The Lincolnshire Army Cadet Force is appealing for more adults to volunteer as instructors.
Army Cadet Force Instructors and Officers from the county’s 33 cadet detachments will be at the open day on Saturday, January 26, at Sobraon Barracks, Lincoln, between 10am and 1pm to talk about what it’s like to work with young cadets of 12 to 18 years and give a real insight into life in the Cadet Force.
Lieutenant Colonel Michael Coleman, 42, from Grantham, is a regional headteacher at South Midlands & East Anglia Advanced Education. Michael started volunteering with the Cadets in 1989 when he worked in catering. He said: “Being a Cadet Force Instructor was the main reason I decided to change career and go into education and it has really helped me develop the skills needed for working with young people.

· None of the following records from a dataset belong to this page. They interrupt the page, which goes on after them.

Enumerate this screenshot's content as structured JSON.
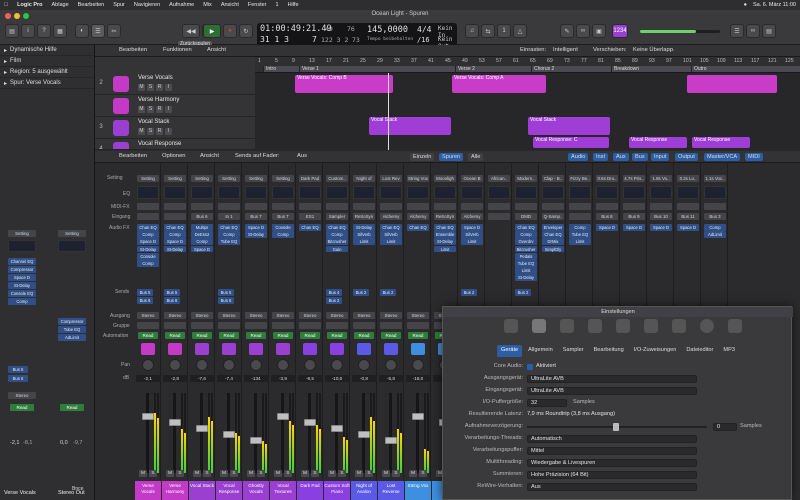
{
  "menubar": {
    "apple": "",
    "app": "Logic Pro",
    "items": [
      "Ablage",
      "Bearbeiten",
      "Spur",
      "Navigieren",
      "Aufnahme",
      "Mix",
      "Ansicht",
      "Fenster",
      "1",
      "Hilfe"
    ],
    "title": "Ocean Light - Spuren",
    "clock": "Sa. 6. März 11:00"
  },
  "toolbar": {
    "zurueck": "Zurückspulen",
    "time": "01:00:49:21.49",
    "bars": "31 1 3",
    "bars2": "7",
    "tempo": "145,0000",
    "tempo_label": "Tempo beibehalten",
    "sig": "4/4",
    "sig2": "/16",
    "input": "Kein In",
    "output": "Kein Out",
    "small1": "49",
    "small2": "122 3 2",
    "small3": "76",
    "small4": "73",
    "badge": "1234"
  },
  "inspector": {
    "rows": [
      {
        "label": "Dynamische Hilfe"
      },
      {
        "label": "Film"
      },
      {
        "label": "Region: 5 ausgewählt"
      },
      {
        "label": "Spur:  Verse Vocals"
      }
    ],
    "setting": "Setting",
    "left_fx": [
      "Channel EQ",
      "Compressor",
      "Space D",
      "St-Delay",
      "Console EQ",
      "Comp"
    ],
    "right_fx": [
      "Compressor",
      "Tube EQ",
      "AdLimit"
    ],
    "bus5": "Bus 5",
    "bus6": "Bus 6",
    "stereo": "Stereo",
    "read": "Read",
    "vol_l": "-2,1",
    "vol_l2": "-8,1",
    "vol_r": "0,0",
    "vol_r2": "-9,7",
    "bnce": "Bnce",
    "name_l": "Verse Vocals",
    "name_r": "Stereo Out"
  },
  "arrange_menu": {
    "bearbeiten": "Bearbeiten",
    "funktionen": "Funktionen",
    "ansicht": "Ansicht",
    "einrasten_label": "Einrasten:",
    "einrasten": "Intelligent",
    "verschieben_label": "Verschieben:",
    "verschieben": "Keine Überlapp."
  },
  "ruler": {
    "numbers": [
      "1",
      "5",
      "9",
      "13",
      "17",
      "21",
      "25",
      "29",
      "33",
      "37",
      "41",
      "45",
      "49",
      "53",
      "57",
      "61",
      "65",
      "69",
      "73",
      "77",
      "81",
      "85",
      "89",
      "93",
      "97",
      "101",
      "105",
      "109",
      "113",
      "117",
      "121",
      "125"
    ],
    "sections": [
      {
        "label": "Intro"
      },
      {
        "label": "Verse 1"
      },
      {
        "label": "Verse 2"
      },
      {
        "label": "Chorus 2"
      },
      {
        "label": "Breakdown"
      },
      {
        "label": "Outro"
      }
    ]
  },
  "tracks": [
    {
      "num": "2",
      "name": "Verse Vocals",
      "color": "#c23ac6"
    },
    {
      "num": "",
      "name": "Verse Harmony",
      "color": "#c23ac6"
    },
    {
      "num": "3",
      "name": "Vocal Stack",
      "color": "#9b3fd1"
    },
    {
      "num": "4",
      "name": "Vocal Response",
      "color": "#9b3fd1"
    }
  ],
  "regions": [
    {
      "text": "Verse Vocals: Comp B",
      "color": "#c83cc8"
    },
    {
      "text": "Verse Vocals: Comp A",
      "color": "#c83cc8"
    },
    {
      "text": "",
      "color": "#c83cc8"
    },
    {
      "text": "Vocal Stack",
      "color": "#a03dd6"
    },
    {
      "text": "Vocal Stack",
      "color": "#a03dd6"
    },
    {
      "text": "Vocal Response: C",
      "color": "#a03dd6"
    },
    {
      "text": "Vocal Response",
      "color": "#a03dd6"
    },
    {
      "text": "Vocal Response",
      "color": "#a03dd6"
    }
  ],
  "mixer_menu": {
    "bearbeiten": "Bearbeiten",
    "optionen": "Optionen",
    "ansicht": "Ansicht",
    "sends": "Sends auf Fader:",
    "aus": "Aus",
    "einzeln": "Einzeln",
    "spuren": "Spuren",
    "alle": "Alle",
    "filters": [
      "Audio",
      "Inst",
      "Aux",
      "Bus",
      "Input",
      "Output",
      "Master/VCA",
      "MIDI"
    ]
  },
  "mixer_labels": {
    "setting": "Setting",
    "eq": "EQ",
    "midi": "MIDI-FX",
    "eingang": "Eingang",
    "fx": "Audio FX",
    "sends": "Sends",
    "ausgang": "Ausgang",
    "gruppe": "Gruppe",
    "automation": "Automation",
    "pan": "Pan",
    "db": "dB"
  },
  "strips": [
    {
      "setting": "Setting",
      "in": "",
      "fx": [
        "Chan EQ",
        "Comp",
        "Space D",
        "St-Delay",
        "Console",
        "Comp"
      ],
      "vol": "-2,1",
      "vol2": "-8,1",
      "name": "Verse Vocals",
      "color": "#c23ac6",
      "send1": "Bus 5",
      "send2": "Bus 6"
    },
    {
      "setting": "Setting",
      "in": "",
      "fx": [
        "Chan EQ",
        "Comp",
        "Space D",
        "St-Delay"
      ],
      "vol": "-2,8",
      "vol2": "",
      "name": "Verse Harmony",
      "color": "#c23ac6",
      "send1": "Bus 5",
      "send2": "Bus 6"
    },
    {
      "setting": "Setting",
      "in": "Bus 6",
      "fx": [
        "Multipr",
        "DeEss2",
        "Comp",
        "Space D"
      ],
      "vol": "-7,6",
      "vol2": "-9,6",
      "name": "Vocal Stack",
      "color": "#9b3fd1",
      "send1": "",
      "send2": ""
    },
    {
      "setting": "Setting",
      "in": "In 1",
      "fx": [
        "Chan EQ",
        "Comp",
        "Tube EQ"
      ],
      "vol": "-7,4",
      "vol2": "",
      "name": "Vocal Response",
      "color": "#9b3fd1",
      "send1": "Bus 5",
      "send2": "Bus 6"
    },
    {
      "setting": "Setting",
      "in": "Bus 7",
      "fx": [
        "Space D",
        "St-Delay"
      ],
      "vol": "-134",
      "vol2": "",
      "name": "Ghostly Vocals",
      "color": "#9b3fd1",
      "send1": "",
      "send2": ""
    },
    {
      "setting": "Setting",
      "in": "Bus 7",
      "fx": [
        "Console",
        "Comp"
      ],
      "vol": "-3,9",
      "vol2": "-10,0",
      "name": "Vocal Textures",
      "color": "#9b3fd1",
      "send1": "",
      "send2": ""
    },
    {
      "setting": "Dark Pad",
      "in": "ES1",
      "fx": [
        "Chan EQ"
      ],
      "vol": "-9,5",
      "vol2": "-8,6",
      "name": "Dark Pad",
      "color": "#8a3fe0",
      "send1": "",
      "send2": ""
    },
    {
      "setting": "Custom..",
      "in": "Sampler",
      "fx": [
        "Chan EQ",
        "Comp",
        "Bitcrusher",
        "Gain"
      ],
      "vol": "-10,0",
      "vol2": "-11,9",
      "name": "Custom Soft Piano",
      "color": "#8a3fe0",
      "send1": "Bus 4",
      "send2": "Bus 2"
    },
    {
      "setting": "Night of",
      "in": "RetroSyn",
      "fx": [
        "St-Delay",
        "SilVerb",
        "Limit"
      ],
      "vol": "-0,8",
      "vol2": "-14,8",
      "name": "Night of Avalon",
      "color": "#5a5ae6",
      "send1": "Bus 2",
      "send2": ""
    },
    {
      "setting": "Lost Rev",
      "in": "Alchemy",
      "fx": [
        "Chan EQ",
        "SilVerb",
        "Limit"
      ],
      "vol": "-5,8",
      "vol2": "-12,8",
      "name": "Lost Reverse",
      "color": "#5a5ae6",
      "send1": "Bus 2",
      "send2": ""
    },
    {
      "setting": "String Vox",
      "in": "Alchemy",
      "fx": [
        "Chan EQ"
      ],
      "vol": "-18,0",
      "vol2": "",
      "name": "String Vox",
      "color": "#3f8fe0",
      "send1": "",
      "send2": ""
    },
    {
      "setting": "Moonligh",
      "in": "RetroSyn",
      "fx": [
        "Chan EQ",
        "Ensemble",
        "St-Delay",
        "Limit"
      ],
      "vol": "",
      "vol2": "",
      "name": "",
      "color": "#3f8fe0",
      "send1": "",
      "send2": ""
    },
    {
      "setting": "Ocean B",
      "in": "Alchemy",
      "fx": [
        "Space D",
        "SilVerb",
        "Limit"
      ],
      "vol": "",
      "vol2": "",
      "name": "",
      "color": "#3f8fe0",
      "send1": "Bus 2",
      "send2": ""
    },
    {
      "setting": "African..",
      "in": "",
      "fx": [],
      "vol": "",
      "vol2": "",
      "name": "",
      "color": "#2fa0c8",
      "send1": "",
      "send2": ""
    },
    {
      "setting": "Modern..",
      "in": "DMD",
      "fx": [
        "Chan EQ",
        "Comp",
        "Overdrv",
        "Bitcrusher",
        "Pedals",
        "Tube EQ",
        "Limit",
        "St-Delay"
      ],
      "vol": "",
      "vol2": "",
      "name": "",
      "color": "#2fa0c8",
      "send1": "Bus 2",
      "send2": ""
    },
    {
      "setting": "Clap - B..",
      "in": "Q-Samp..",
      "fx": [
        "Enveloper",
        "Chan EQ",
        "DrMix",
        "SimplDly"
      ],
      "vol": "",
      "vol2": "",
      "name": "",
      "color": "#2fa0c8",
      "send1": "",
      "send2": ""
    },
    {
      "setting": "Fizzy Be..",
      "in": "",
      "fx": [
        "Comp",
        "Tube EQ",
        "Limit"
      ],
      "vol": "",
      "vol2": "",
      "name": "",
      "color": "#2fa0c8",
      "send1": "",
      "send2": ""
    },
    {
      "setting": "0.6s Dru..",
      "in": "Bus 8",
      "fx": [
        "Space D"
      ],
      "vol": "",
      "vol2": "",
      "name": "",
      "color": "#2fa0c8",
      "send1": "",
      "send2": ""
    },
    {
      "setting": "4.7s Pris..",
      "in": "Bus 9",
      "fx": [
        "Space D"
      ],
      "vol": "",
      "vol2": "",
      "name": "",
      "color": "#2fa0c8",
      "send1": "",
      "send2": ""
    },
    {
      "setting": "1.8s Vo..",
      "in": "Bus 10",
      "fx": [
        "Space D"
      ],
      "vol": "",
      "vol2": "",
      "name": "",
      "color": "#2fa0c8",
      "send1": "",
      "send2": ""
    },
    {
      "setting": "0.2s Lo..",
      "in": "Bus 11",
      "fx": [
        "Space D"
      ],
      "vol": "",
      "vol2": "",
      "name": "",
      "color": "#2fa0c8",
      "send1": "",
      "send2": ""
    },
    {
      "setting": "1.1s Voc..",
      "in": "Bus 3",
      "fx": [
        "Comp",
        "AdLimit"
      ],
      "vol": "",
      "vol2": "",
      "name": "",
      "color": "#2fa0c8",
      "send1": "",
      "send2": ""
    }
  ],
  "common": {
    "stereo": "Stereo",
    "read": "Read",
    "m": "M",
    "s": "S"
  },
  "prefs": {
    "title": "Einstellungen",
    "tabs": [
      "Geräte",
      "Allgemein",
      "Sampler",
      "Bearbeitung",
      "I/O-Zuweisungen",
      "Dateieditor",
      "MP3"
    ],
    "rows": [
      {
        "label": "Core Audio:",
        "value": "Aktiviert"
      },
      {
        "label": "Ausgangsgerät:",
        "value": "UltraLite AVB"
      },
      {
        "label": "Eingangsgerät:",
        "value": "UltraLite AVB"
      },
      {
        "label": "I/O-Puffergröße:",
        "value": "32",
        "unit": "Samples"
      },
      {
        "label": "Resultierende Latenz:",
        "value": "7,9 ms Roundtrip (3,8 ms Ausgang)"
      },
      {
        "label": "Aufnahmeverzögerung:",
        "value": "0",
        "unit": "Samples"
      },
      {
        "label": "Verarbeitungs-Threads:",
        "value": "Automatisch"
      },
      {
        "label": "Verarbeitungspuffer:",
        "value": "Mittel"
      },
      {
        "label": "Multithreading:",
        "value": "Wiedergabe & Livespuren"
      },
      {
        "label": "Summieren:",
        "value": "Hohe Präzision (64 Bit)"
      },
      {
        "label": "ReWire-Verhalten:",
        "value": "Aus"
      }
    ]
  }
}
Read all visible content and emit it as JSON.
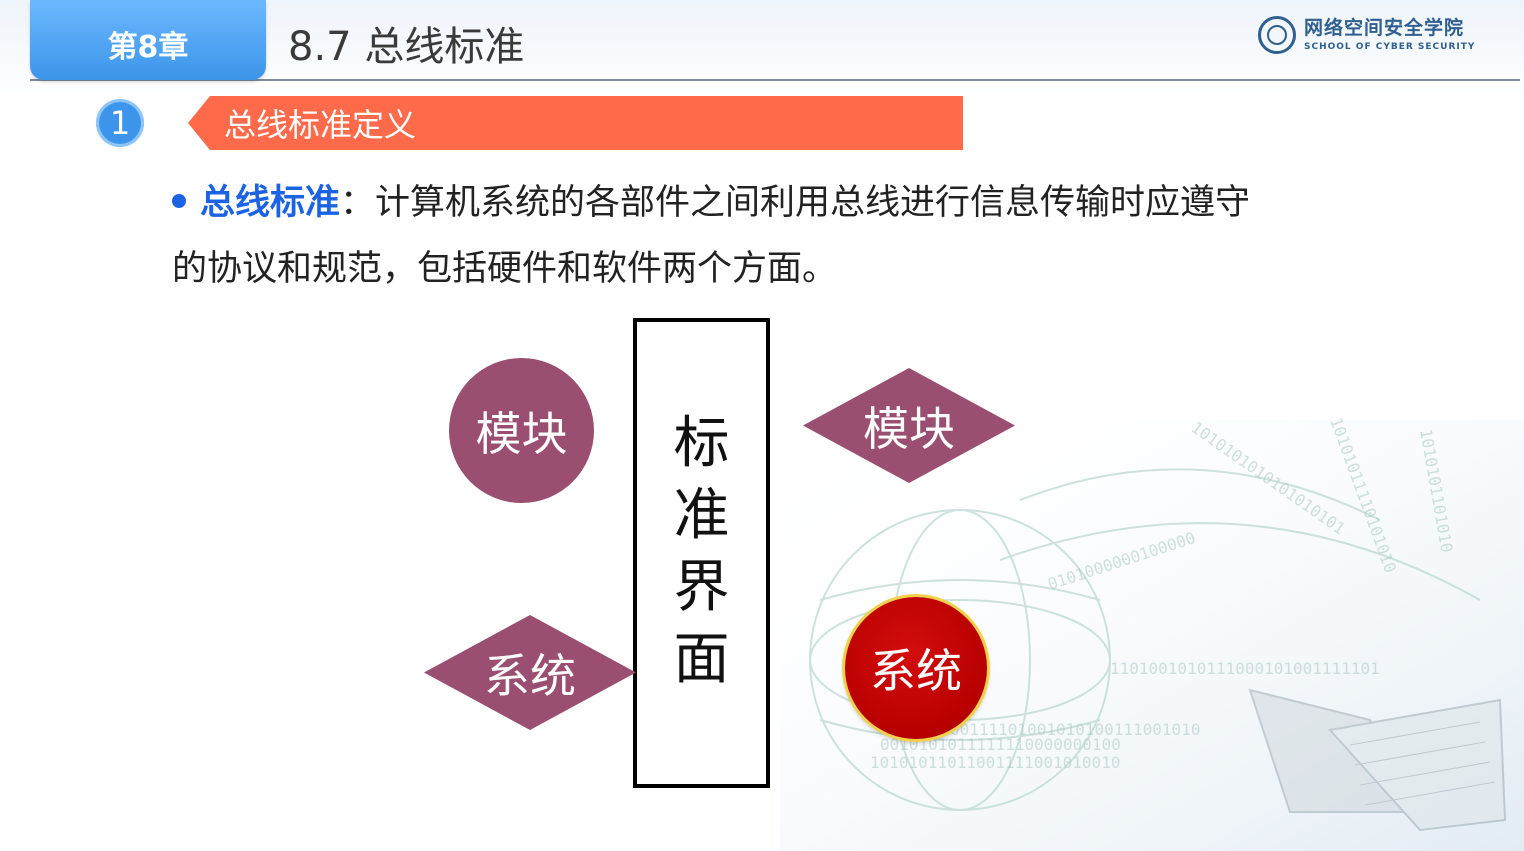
{
  "header": {
    "chapter_label": "第8章",
    "title": "8.7 总线标准",
    "logo": {
      "cn": "网络空间安全学院",
      "en": "SCHOOL OF CYBER SECURITY"
    }
  },
  "section": {
    "number": "1",
    "heading": "总线标准定义"
  },
  "definition": {
    "term": "总线标准",
    "separator": "：",
    "text_line1": "计算机系统的各部件之间利用总线进行信息传输时应遵守",
    "text_line2": "的协议和规范，包括硬件和软件两个方面。"
  },
  "diagram": {
    "interface_chars": [
      "标",
      "准",
      "界",
      "面"
    ],
    "module_circle": "模块",
    "module_diamond": "模块",
    "system_diamond": "系统",
    "system_circle": "系统"
  },
  "colors": {
    "accent_blue": "#3c95ea",
    "banner_orange": "#ff6a4a",
    "term_blue": "#1c63e3",
    "shape_purple": "#9a4f70",
    "system_red": "#b70000"
  }
}
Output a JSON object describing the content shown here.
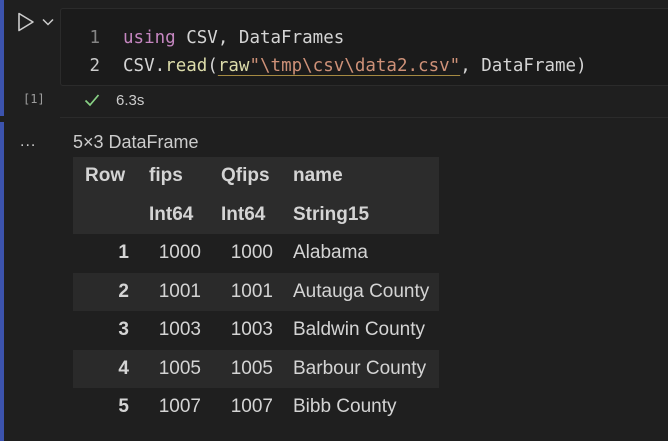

“Thanks to the Cadet Force, I have developed the confidence to deal with most situations I encounter as a teacher and I’ve also gained an NVQ in leadership and management, which has helped me get where I am today.
“Most importantly, it’s really rewarding to see the difference you can make in the development of the children – being a Cadet is a great thing for kids to get involved in. I encourage as many youngsters as I can to join.”
Colonel Ian Sackree, the Commandant of the Army Cadet Force’s Lincolnshire Battalion, will be at the open day to welcome visitors and talk to them about what being an instructor involves. He said: “Being an adult volunteer with the Army Cadet Force is an important role and an incredibly rewarding thing to do. Volunteers lead the young cadets in a range of military and non-military themed activities – such as sports, music and competitive drills.
“The aim of the Cadet Force is to offer adventurous pursuits and educational activities that will help develop young people physically, mentally and socially. We’re looking for adults who want to make a difference to young people’s lives. It’s a great chance for the volunteers to develop their own leadership skills, meet new people and give something back to their community. No particular experience is required and we provide all necessary training. If you’re interested and want to find out more, come along to the open day.”
At the open day, there will be talks and workshops led by Cadet Force personnel and current volunteers, as well as a chance to look around the Sobraon Barracks. Tea, coffee and refreshments will also be provided.
The Army Cadet Force is one of the country’s largest volunteer youth organisations and one of the oldest, celebrating its 150th anniversary in 2012.
There are around 46,000 cadets and 8,500 adult volunteers in the UK. In Lincolnshire, there are over 1,000 cadets and 160 adult volunteers in 33 detachments.